It’s a plausible explanation, but they’re not certain it’s the right one.

As for the Earth keeling over on its axis? “The constellation of the stars has not changed and if it did the data of Earth’s axis and rotation would be monitored minute by minute all over the world,” Wolfgang Lenhardt, the head of the geophysics department at the Central Institute for Meteorology and Geodynamics in Vienna told the UK Daily Mail during a brief interview. “The data of the Earth’s axis and Earth’s rotation are monitored continuously and meticulously and we would know if that had happened.”

Atmospheric phenomenon

The early appearance of the sun was most likely caused by topographical changes on the visible horizon brought about by the melting ice, asserted astronomer Thomas Posch from the Institute of Astronomy at the University of Vienna. He stated that as the ice sinks the horizon drops and that’s “by far the most obvious explanation.”

The Austrian scientist also suggested that another explanation for the phenomenon might have been the by-product of an atmospheric disturbance.

A local broadcasting station—KBR radio—reported that the residents of Ilulissat became fearful and worried as the strange phenomenon unfolded during the early afternoon.

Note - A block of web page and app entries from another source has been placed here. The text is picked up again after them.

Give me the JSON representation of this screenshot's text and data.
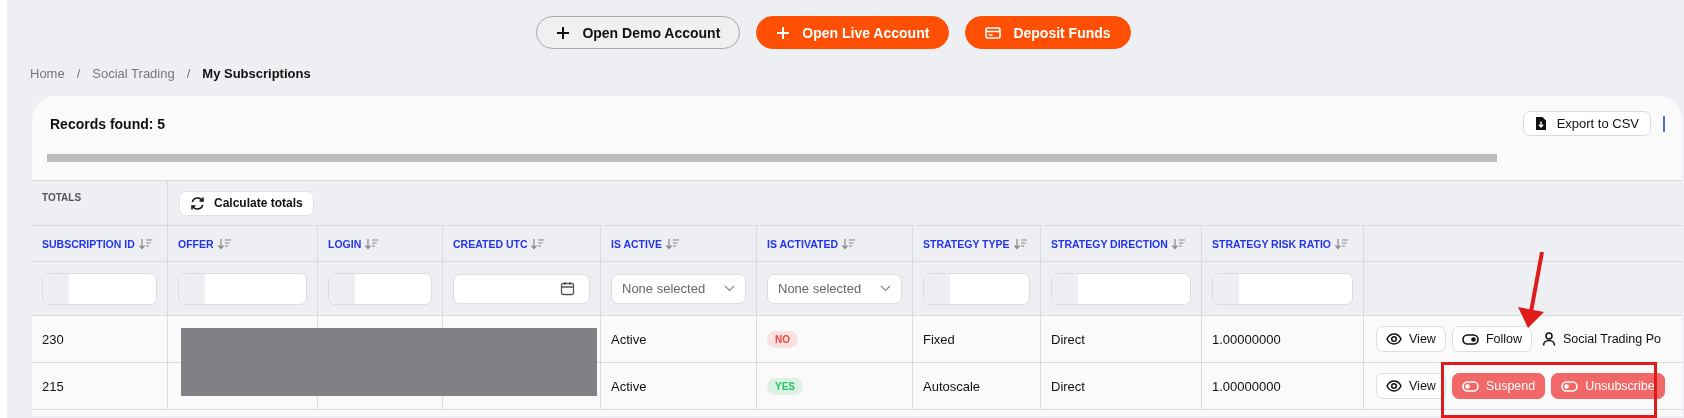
{
  "header_buttons": [
    {
      "label": "Open Demo Account",
      "kind": "outline"
    },
    {
      "label": "Open Live Account",
      "kind": "primary"
    },
    {
      "label": "Deposit Funds",
      "kind": "primary"
    }
  ],
  "breadcrumb": [
    {
      "label": "Home",
      "current": false
    },
    {
      "label": "Social Trading",
      "current": false,
      "separator": "/"
    },
    {
      "label": "My Subscriptions",
      "current": true,
      "separator": "/"
    }
  ],
  "grid": {
    "records_found": "Records found: 5",
    "export_button": "Export to CSV",
    "totals_label": "TOTALS",
    "calculate_button": "Calculate totals",
    "columns": [
      {
        "label": "SUBSCRIPTION ID",
        "kind": "text"
      },
      {
        "label": "OFFER",
        "kind": "text"
      },
      {
        "label": "LOGIN",
        "kind": "text"
      },
      {
        "label": "CREATED UTC",
        "kind": "date"
      },
      {
        "label": "IS ACTIVE",
        "kind": "select",
        "placeholder": "None selected"
      },
      {
        "label": "IS ACTIVATED",
        "kind": "select",
        "placeholder": "None selected"
      },
      {
        "label": "STRATEGY TYPE",
        "kind": "text"
      },
      {
        "label": "STRATEGY DIRECTION",
        "kind": "text"
      },
      {
        "label": "STRATEGY RISK RATIO",
        "kind": "text"
      }
    ],
    "rows": [
      {
        "subscription_id": "230",
        "is_active": "Active",
        "is_activated": {
          "text": "NO",
          "color": "#ef4444"
        },
        "strategy_type": "Fixed",
        "strategy_direction": "Direct",
        "strategy_risk_ratio": "1.00000000",
        "actions": [
          {
            "label": "View",
            "kind": "view"
          },
          {
            "label": "Follow",
            "kind": "toggle"
          },
          {
            "label": "Social Trading Po",
            "kind": "portal"
          }
        ]
      },
      {
        "subscription_id": "215",
        "is_active": "Active",
        "is_activated": {
          "text": "YES",
          "color": "#22c55e"
        },
        "strategy_type": "Autoscale",
        "strategy_direction": "Direct",
        "strategy_risk_ratio": "1.00000000",
        "actions": [
          {
            "label": "View",
            "kind": "view"
          },
          {
            "label": "Suspend",
            "kind": "danger"
          },
          {
            "label": "Unsubscribe",
            "kind": "danger"
          }
        ]
      }
    ]
  }
}
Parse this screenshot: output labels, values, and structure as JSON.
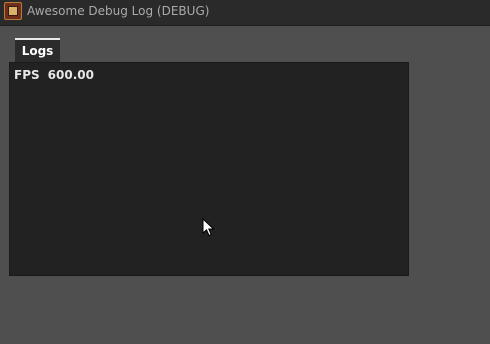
{
  "window": {
    "title": "Awesome Debug Log (DEBUG)"
  },
  "tabs": [
    {
      "label": "Logs",
      "active": true
    }
  ],
  "log": {
    "fps_label": "FPS",
    "fps_value": "600.00"
  },
  "icons": {
    "app": "app-icon",
    "cursor": "mouse-cursor-icon"
  },
  "colors": {
    "background": "#4f4f4f",
    "titlebar": "#2a2a2a",
    "panel": "#222222",
    "tab_active_border": "#e8e8e8",
    "text": "#e6e6e6"
  }
}
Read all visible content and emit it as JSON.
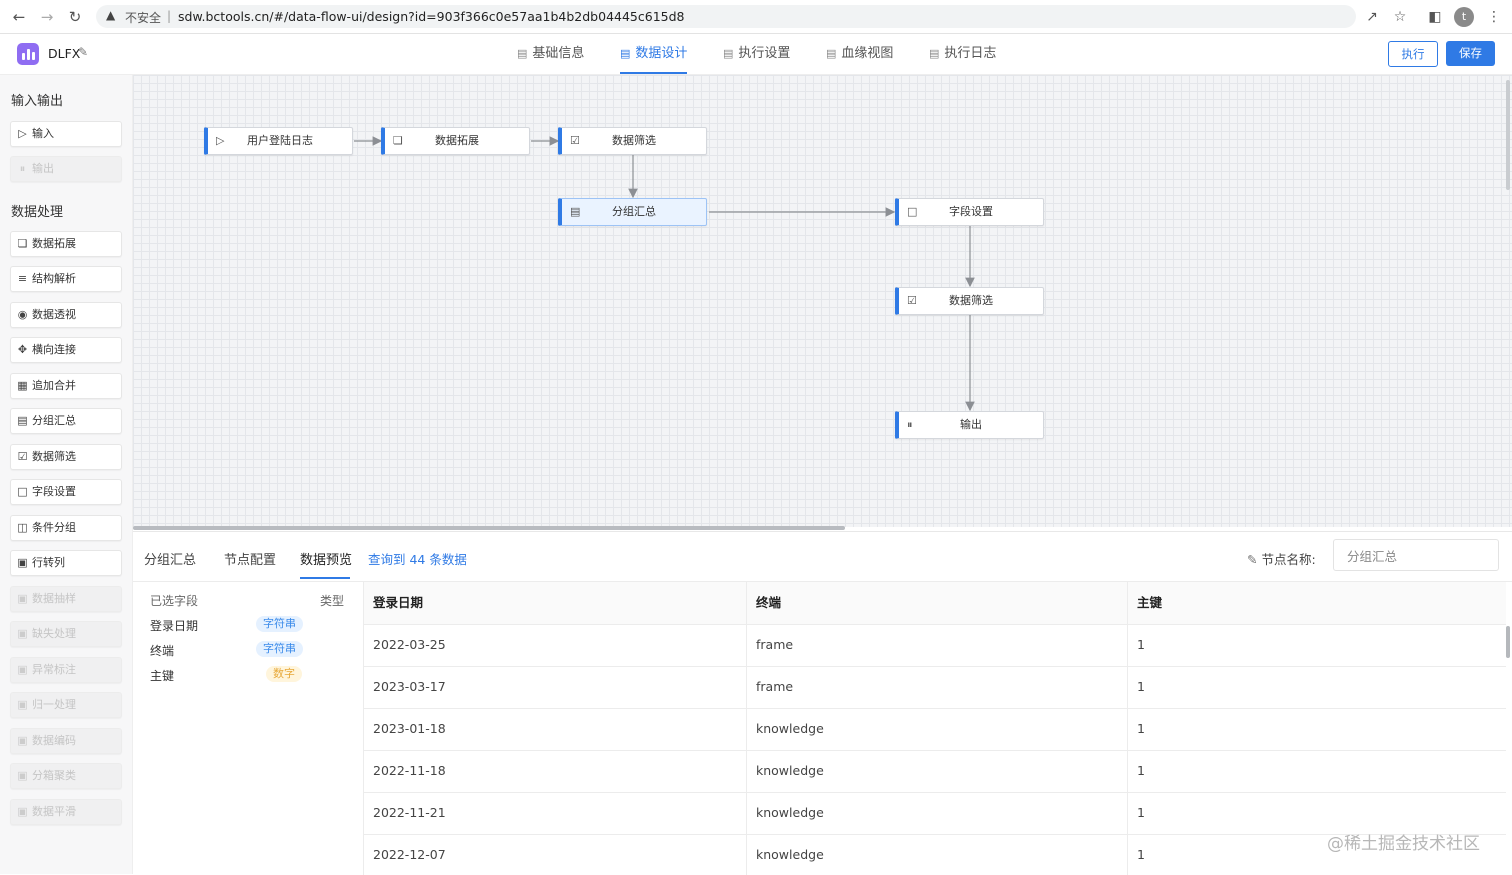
{
  "browser": {
    "security_label": "不安全",
    "url": "sdw.bctools.cn/#/data-flow-ui/design?id=903f366c0e57aa1b4b2db04445c615d8",
    "profile_initial": "t"
  },
  "app": {
    "title": "DLFX",
    "tabs": [
      {
        "label": "基础信息"
      },
      {
        "label": "数据设计"
      },
      {
        "label": "执行设置"
      },
      {
        "label": "血缘视图"
      },
      {
        "label": "执行日志"
      }
    ],
    "active_tab": "数据设计",
    "run_label": "执行",
    "save_label": "保存",
    "accent_color": "#2f7ae5"
  },
  "sidebar": {
    "sections": [
      {
        "title": "输入输出",
        "items": [
          {
            "label": "输入",
            "icon": "play-circle-icon",
            "disabled": false
          },
          {
            "label": "输出",
            "icon": "pause-circle-icon",
            "disabled": true
          }
        ]
      },
      {
        "title": "数据处理",
        "items": [
          {
            "label": "数据拓展",
            "icon": "copy-icon",
            "disabled": false
          },
          {
            "label": "结构解析",
            "icon": "sliders-icon",
            "disabled": false
          },
          {
            "label": "数据透视",
            "icon": "eye-icon",
            "disabled": false
          },
          {
            "label": "横向连接",
            "icon": "move-icon",
            "disabled": false
          },
          {
            "label": "追加合并",
            "icon": "calendar-icon",
            "disabled": false
          },
          {
            "label": "分组汇总",
            "icon": "file-list-icon",
            "disabled": false
          },
          {
            "label": "数据筛选",
            "icon": "file-check-icon",
            "disabled": false
          },
          {
            "label": "字段设置",
            "icon": "file-icon",
            "disabled": false
          },
          {
            "label": "条件分组",
            "icon": "columns-icon",
            "disabled": false
          },
          {
            "label": "行转列",
            "icon": "box-icon",
            "disabled": false
          },
          {
            "label": "数据抽样",
            "icon": "box-icon",
            "disabled": true
          },
          {
            "label": "缺失处理",
            "icon": "box-icon",
            "disabled": true
          },
          {
            "label": "异常标注",
            "icon": "box-icon",
            "disabled": true
          },
          {
            "label": "归一处理",
            "icon": "box-icon",
            "disabled": true
          },
          {
            "label": "数据编码",
            "icon": "box-icon",
            "disabled": true
          },
          {
            "label": "分箱聚类",
            "icon": "box-icon",
            "disabled": true
          },
          {
            "label": "数据平滑",
            "icon": "box-icon",
            "disabled": true
          }
        ]
      }
    ]
  },
  "flow": {
    "nodes": [
      {
        "id": "n1",
        "label": "用户登陆日志",
        "icon": "play-circle-icon"
      },
      {
        "id": "n2",
        "label": "数据拓展",
        "icon": "copy-icon"
      },
      {
        "id": "n3",
        "label": "数据筛选",
        "icon": "file-check-icon"
      },
      {
        "id": "n4",
        "label": "分组汇总",
        "icon": "file-list-icon",
        "selected": true
      },
      {
        "id": "n5",
        "label": "字段设置",
        "icon": "file-icon"
      },
      {
        "id": "n6",
        "label": "数据筛选",
        "icon": "file-check-icon"
      },
      {
        "id": "n7",
        "label": "输出",
        "icon": "pause-circle-icon"
      }
    ],
    "edges": [
      [
        "n1",
        "n2"
      ],
      [
        "n2",
        "n3"
      ],
      [
        "n3",
        "n4"
      ],
      [
        "n4",
        "n5"
      ],
      [
        "n5",
        "n6"
      ],
      [
        "n6",
        "n7"
      ]
    ]
  },
  "panel": {
    "tabs": [
      {
        "label": "分组汇总"
      },
      {
        "label": "节点配置"
      },
      {
        "label": "数据预览"
      }
    ],
    "active_tab": "数据预览",
    "query_count": "查询到 44 条数据",
    "node_name_label": "节点名称:",
    "node_name_value": "分组汇总",
    "fields_header": {
      "name": "已选字段",
      "type": "类型"
    },
    "fields": [
      {
        "name": "登录日期",
        "type": "字符串",
        "kind": "string"
      },
      {
        "name": "终端",
        "type": "字符串",
        "kind": "string"
      },
      {
        "name": "主键",
        "type": "数字",
        "kind": "number"
      }
    ],
    "table": {
      "columns": [
        "登录日期",
        "终端",
        "主键"
      ],
      "rows": [
        [
          "2022-03-25",
          "frame",
          "1"
        ],
        [
          "2023-03-17",
          "frame",
          "1"
        ],
        [
          "2023-01-18",
          "knowledge",
          "1"
        ],
        [
          "2022-11-18",
          "knowledge",
          "1"
        ],
        [
          "2022-11-21",
          "knowledge",
          "1"
        ],
        [
          "2022-12-07",
          "knowledge",
          "1"
        ]
      ]
    }
  },
  "watermark": "@稀土掘金技术社区"
}
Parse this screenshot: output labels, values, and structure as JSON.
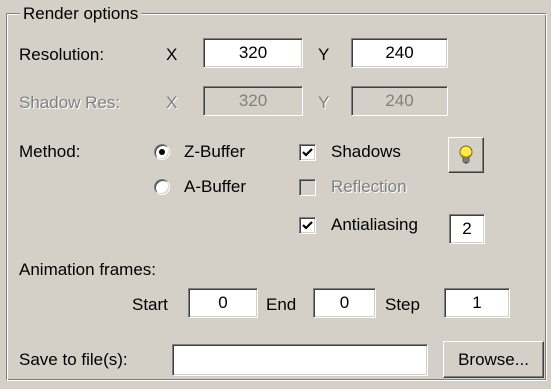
{
  "group": {
    "title": "Render options"
  },
  "resolution": {
    "label": "Resolution:",
    "x_label": "X",
    "x_value": "320",
    "y_label": "Y",
    "y_value": "240"
  },
  "shadow_res": {
    "label": "Shadow Res:",
    "x_label": "X",
    "x_value": "320",
    "y_label": "Y",
    "y_value": "240"
  },
  "method": {
    "label": "Method:",
    "options": [
      {
        "label": "Z-Buffer",
        "selected": true
      },
      {
        "label": "A-Buffer",
        "selected": false
      }
    ]
  },
  "checks": {
    "shadows": {
      "label": "Shadows",
      "checked": true
    },
    "reflection": {
      "label": "Reflection",
      "checked": false,
      "enabled": false
    },
    "antialiasing": {
      "label": "Antialiasing",
      "checked": true,
      "value": "2"
    }
  },
  "light_button": {
    "icon": "lightbulb-icon"
  },
  "animation": {
    "label": "Animation frames:",
    "start_label": "Start",
    "start_value": "0",
    "end_label": "End",
    "end_value": "0",
    "step_label": "Step",
    "step_value": "1"
  },
  "save": {
    "label": "Save to file(s):",
    "value": "",
    "browse_label": "Browse..."
  }
}
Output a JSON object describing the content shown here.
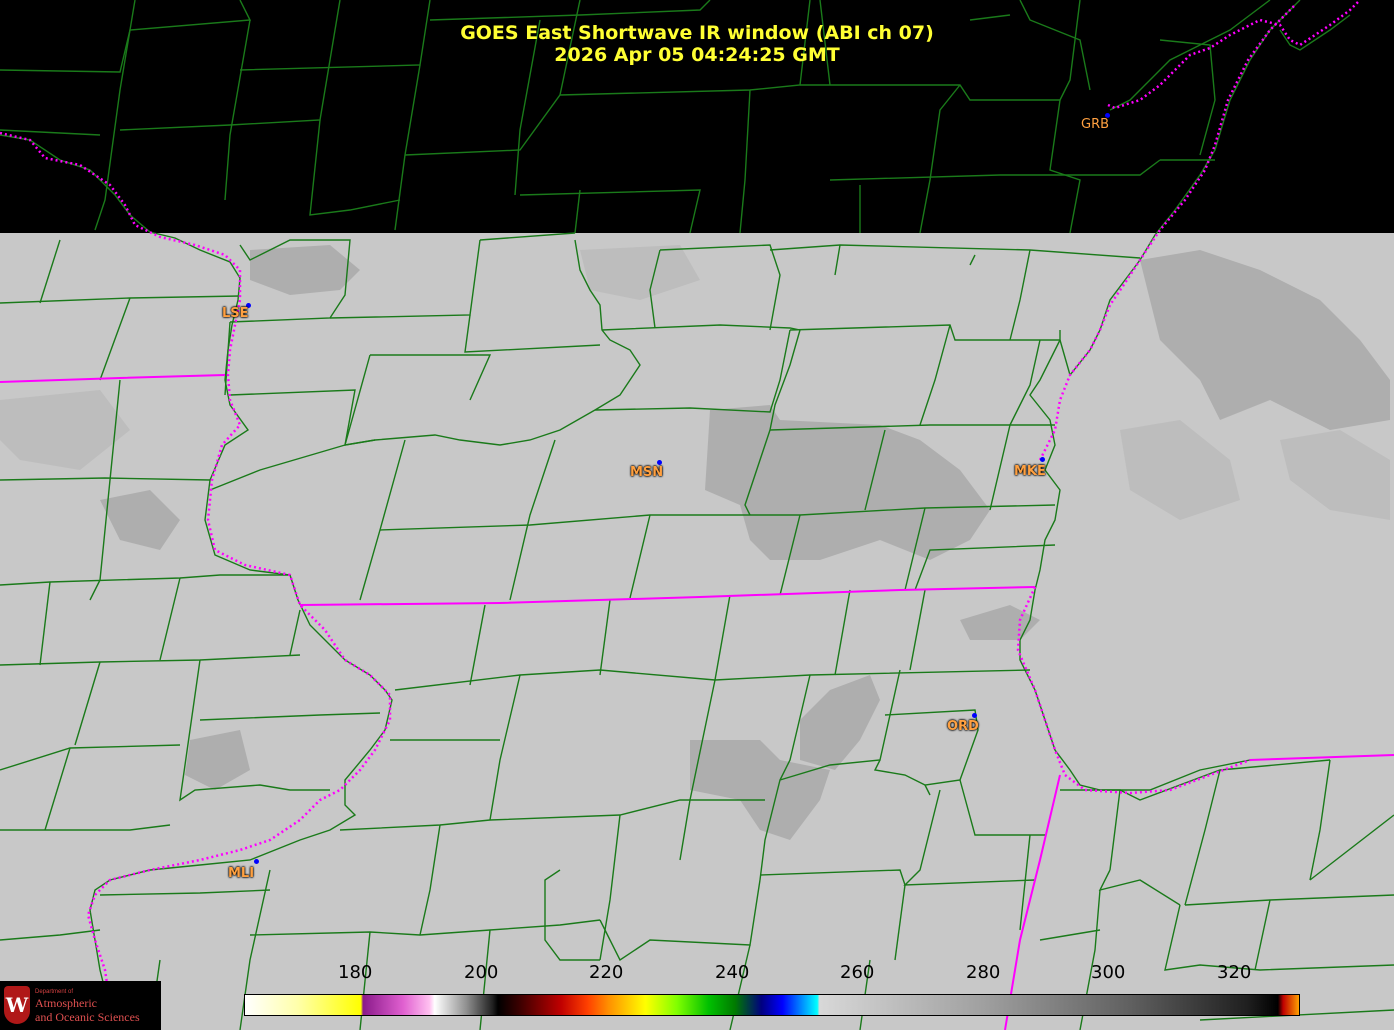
{
  "title": {
    "line1": "GOES East Shortwave IR window (ABI ch 07)",
    "line2": "2026 Apr 05  04:24:25 GMT"
  },
  "cities": [
    {
      "code": "GRB"
    },
    {
      "code": "LSE"
    },
    {
      "code": "MSN"
    },
    {
      "code": "MKE"
    },
    {
      "code": "ORD"
    },
    {
      "code": "MLI"
    }
  ],
  "colorbar": {
    "tick_labels": [
      "180",
      "200",
      "220",
      "240",
      "260",
      "280",
      "300",
      "320"
    ]
  },
  "colors": {
    "county_lines": "#1a7a1a",
    "state_lines": "#ff00ff",
    "title": "#ffff33",
    "city_label": "#ffa040",
    "city_dot": "#0000ff",
    "imagery_background": "#c8c8c8"
  },
  "logo": {
    "dept": "Department of",
    "line1": "Atmospheric",
    "line2": "and Oceanic Sciences"
  }
}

“The sun is not supposed to be here until January 13th, something isn’t right,” fretted a 74-year old Ilulissat resident to a KBR reporter. He said the sun had never, ever risen early for as far back as he could remember.